Each line of the listing that contains the word "大手顧客A" is to be copied.

*Information supplied:*

○ ○ ○

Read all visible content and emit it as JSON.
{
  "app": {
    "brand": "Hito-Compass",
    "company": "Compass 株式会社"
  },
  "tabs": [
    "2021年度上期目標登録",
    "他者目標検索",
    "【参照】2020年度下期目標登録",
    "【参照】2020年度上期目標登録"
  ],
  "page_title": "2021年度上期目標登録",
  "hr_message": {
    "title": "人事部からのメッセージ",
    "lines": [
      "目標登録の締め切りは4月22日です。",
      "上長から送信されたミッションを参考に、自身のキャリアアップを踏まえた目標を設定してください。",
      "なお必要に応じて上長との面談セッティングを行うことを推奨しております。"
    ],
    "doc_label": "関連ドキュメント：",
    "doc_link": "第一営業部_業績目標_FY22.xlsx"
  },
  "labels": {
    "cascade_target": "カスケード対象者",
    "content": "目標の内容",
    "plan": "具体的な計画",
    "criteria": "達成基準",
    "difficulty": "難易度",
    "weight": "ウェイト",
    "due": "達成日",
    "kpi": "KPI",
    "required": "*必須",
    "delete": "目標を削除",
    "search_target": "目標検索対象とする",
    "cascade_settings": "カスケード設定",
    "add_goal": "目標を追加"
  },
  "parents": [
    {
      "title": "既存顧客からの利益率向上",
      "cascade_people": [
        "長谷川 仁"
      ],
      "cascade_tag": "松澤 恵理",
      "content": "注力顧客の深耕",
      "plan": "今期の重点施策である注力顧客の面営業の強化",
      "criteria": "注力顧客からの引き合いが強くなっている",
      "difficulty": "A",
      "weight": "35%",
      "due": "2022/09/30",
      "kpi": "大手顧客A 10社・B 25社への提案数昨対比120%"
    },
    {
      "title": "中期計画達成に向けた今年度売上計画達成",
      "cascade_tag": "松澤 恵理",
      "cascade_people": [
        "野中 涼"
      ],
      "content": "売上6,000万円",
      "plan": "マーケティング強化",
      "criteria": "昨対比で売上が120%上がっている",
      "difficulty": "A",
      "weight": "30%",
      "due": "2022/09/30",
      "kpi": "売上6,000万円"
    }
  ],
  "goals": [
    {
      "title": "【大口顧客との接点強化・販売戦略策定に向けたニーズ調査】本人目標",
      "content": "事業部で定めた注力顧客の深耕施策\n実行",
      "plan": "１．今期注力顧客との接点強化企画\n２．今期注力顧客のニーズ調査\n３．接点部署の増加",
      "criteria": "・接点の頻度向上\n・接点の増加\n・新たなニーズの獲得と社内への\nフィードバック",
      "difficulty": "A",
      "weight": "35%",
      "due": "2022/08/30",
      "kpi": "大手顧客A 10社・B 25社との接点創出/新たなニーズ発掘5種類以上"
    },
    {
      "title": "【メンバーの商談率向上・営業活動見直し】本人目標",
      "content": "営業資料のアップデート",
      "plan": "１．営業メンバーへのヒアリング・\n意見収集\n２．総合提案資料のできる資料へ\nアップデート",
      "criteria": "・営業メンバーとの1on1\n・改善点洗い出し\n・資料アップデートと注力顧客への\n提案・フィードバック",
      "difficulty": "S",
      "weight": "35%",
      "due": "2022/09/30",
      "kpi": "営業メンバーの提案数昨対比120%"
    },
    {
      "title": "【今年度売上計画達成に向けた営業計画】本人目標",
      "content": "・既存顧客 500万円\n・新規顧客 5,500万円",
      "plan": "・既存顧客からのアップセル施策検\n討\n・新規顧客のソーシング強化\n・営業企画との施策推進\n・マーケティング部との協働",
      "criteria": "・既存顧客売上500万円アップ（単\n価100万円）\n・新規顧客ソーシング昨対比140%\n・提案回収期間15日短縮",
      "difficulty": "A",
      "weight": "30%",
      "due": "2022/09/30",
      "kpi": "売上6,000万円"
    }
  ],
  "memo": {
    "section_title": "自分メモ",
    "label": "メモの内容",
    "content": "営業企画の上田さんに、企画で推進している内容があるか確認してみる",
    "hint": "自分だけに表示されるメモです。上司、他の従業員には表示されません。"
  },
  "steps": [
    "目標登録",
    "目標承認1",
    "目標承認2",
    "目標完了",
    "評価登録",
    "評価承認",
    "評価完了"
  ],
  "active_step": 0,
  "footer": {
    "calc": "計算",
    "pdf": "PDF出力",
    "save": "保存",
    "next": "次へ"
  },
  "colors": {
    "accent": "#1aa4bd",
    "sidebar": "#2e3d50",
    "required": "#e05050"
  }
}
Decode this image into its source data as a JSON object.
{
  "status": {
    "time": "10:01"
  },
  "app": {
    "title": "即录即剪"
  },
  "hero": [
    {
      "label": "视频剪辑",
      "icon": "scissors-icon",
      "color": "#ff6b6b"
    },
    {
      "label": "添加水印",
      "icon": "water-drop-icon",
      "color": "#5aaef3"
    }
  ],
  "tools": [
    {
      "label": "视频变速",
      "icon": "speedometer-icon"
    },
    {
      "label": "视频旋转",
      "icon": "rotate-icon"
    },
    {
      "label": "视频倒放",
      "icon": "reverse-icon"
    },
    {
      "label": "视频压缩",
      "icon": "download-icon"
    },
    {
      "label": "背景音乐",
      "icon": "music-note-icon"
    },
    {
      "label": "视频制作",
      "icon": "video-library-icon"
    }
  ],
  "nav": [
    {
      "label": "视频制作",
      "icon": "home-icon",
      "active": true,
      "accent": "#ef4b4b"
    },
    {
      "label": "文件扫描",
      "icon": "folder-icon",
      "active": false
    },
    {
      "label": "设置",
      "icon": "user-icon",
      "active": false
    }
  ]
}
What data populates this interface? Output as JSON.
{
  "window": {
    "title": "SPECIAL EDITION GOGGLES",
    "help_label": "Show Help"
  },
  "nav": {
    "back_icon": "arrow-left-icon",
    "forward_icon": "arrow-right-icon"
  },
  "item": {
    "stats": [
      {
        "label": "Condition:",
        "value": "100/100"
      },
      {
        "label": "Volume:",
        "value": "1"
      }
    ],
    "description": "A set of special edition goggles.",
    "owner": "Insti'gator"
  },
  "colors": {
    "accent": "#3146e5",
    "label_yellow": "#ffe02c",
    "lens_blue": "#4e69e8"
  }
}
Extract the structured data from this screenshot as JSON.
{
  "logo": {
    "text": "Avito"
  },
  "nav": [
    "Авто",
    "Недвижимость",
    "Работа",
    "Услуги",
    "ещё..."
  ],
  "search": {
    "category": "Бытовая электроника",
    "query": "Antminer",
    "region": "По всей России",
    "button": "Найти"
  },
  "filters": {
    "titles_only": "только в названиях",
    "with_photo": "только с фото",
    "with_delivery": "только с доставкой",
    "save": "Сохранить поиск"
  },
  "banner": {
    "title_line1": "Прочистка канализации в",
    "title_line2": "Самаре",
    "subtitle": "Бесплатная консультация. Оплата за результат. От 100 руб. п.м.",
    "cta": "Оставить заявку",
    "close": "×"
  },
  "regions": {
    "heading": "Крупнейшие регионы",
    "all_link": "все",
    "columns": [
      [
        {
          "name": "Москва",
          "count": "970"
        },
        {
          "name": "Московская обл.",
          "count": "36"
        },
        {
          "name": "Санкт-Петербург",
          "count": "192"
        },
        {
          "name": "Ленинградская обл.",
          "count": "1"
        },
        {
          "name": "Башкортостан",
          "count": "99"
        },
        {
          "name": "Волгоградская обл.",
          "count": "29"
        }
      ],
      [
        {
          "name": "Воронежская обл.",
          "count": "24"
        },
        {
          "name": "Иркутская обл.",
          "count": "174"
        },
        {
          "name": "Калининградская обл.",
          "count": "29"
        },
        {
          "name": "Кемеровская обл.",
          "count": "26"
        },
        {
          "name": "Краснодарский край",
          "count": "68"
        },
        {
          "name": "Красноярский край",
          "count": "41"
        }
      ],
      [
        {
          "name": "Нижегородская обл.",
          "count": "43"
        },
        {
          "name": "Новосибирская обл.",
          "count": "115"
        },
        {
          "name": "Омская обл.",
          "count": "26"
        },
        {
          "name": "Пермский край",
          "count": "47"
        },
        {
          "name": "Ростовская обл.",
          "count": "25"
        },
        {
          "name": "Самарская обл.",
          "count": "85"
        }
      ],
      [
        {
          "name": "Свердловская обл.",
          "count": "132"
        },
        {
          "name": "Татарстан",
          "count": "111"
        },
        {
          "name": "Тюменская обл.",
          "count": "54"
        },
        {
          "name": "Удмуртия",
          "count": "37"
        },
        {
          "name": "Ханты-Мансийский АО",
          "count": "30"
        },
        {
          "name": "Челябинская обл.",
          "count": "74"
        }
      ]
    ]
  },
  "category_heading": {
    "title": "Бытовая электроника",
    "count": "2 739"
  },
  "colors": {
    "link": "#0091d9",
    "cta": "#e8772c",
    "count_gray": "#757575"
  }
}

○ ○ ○

*Response for this exercise:*
      "kpi": "大手顧客A 10社・B 25社への提案数昨対比120%"
      "kpi": "大手顧客A 10社・B 25社との接点創出/新たなニーズ発掘5種類以上"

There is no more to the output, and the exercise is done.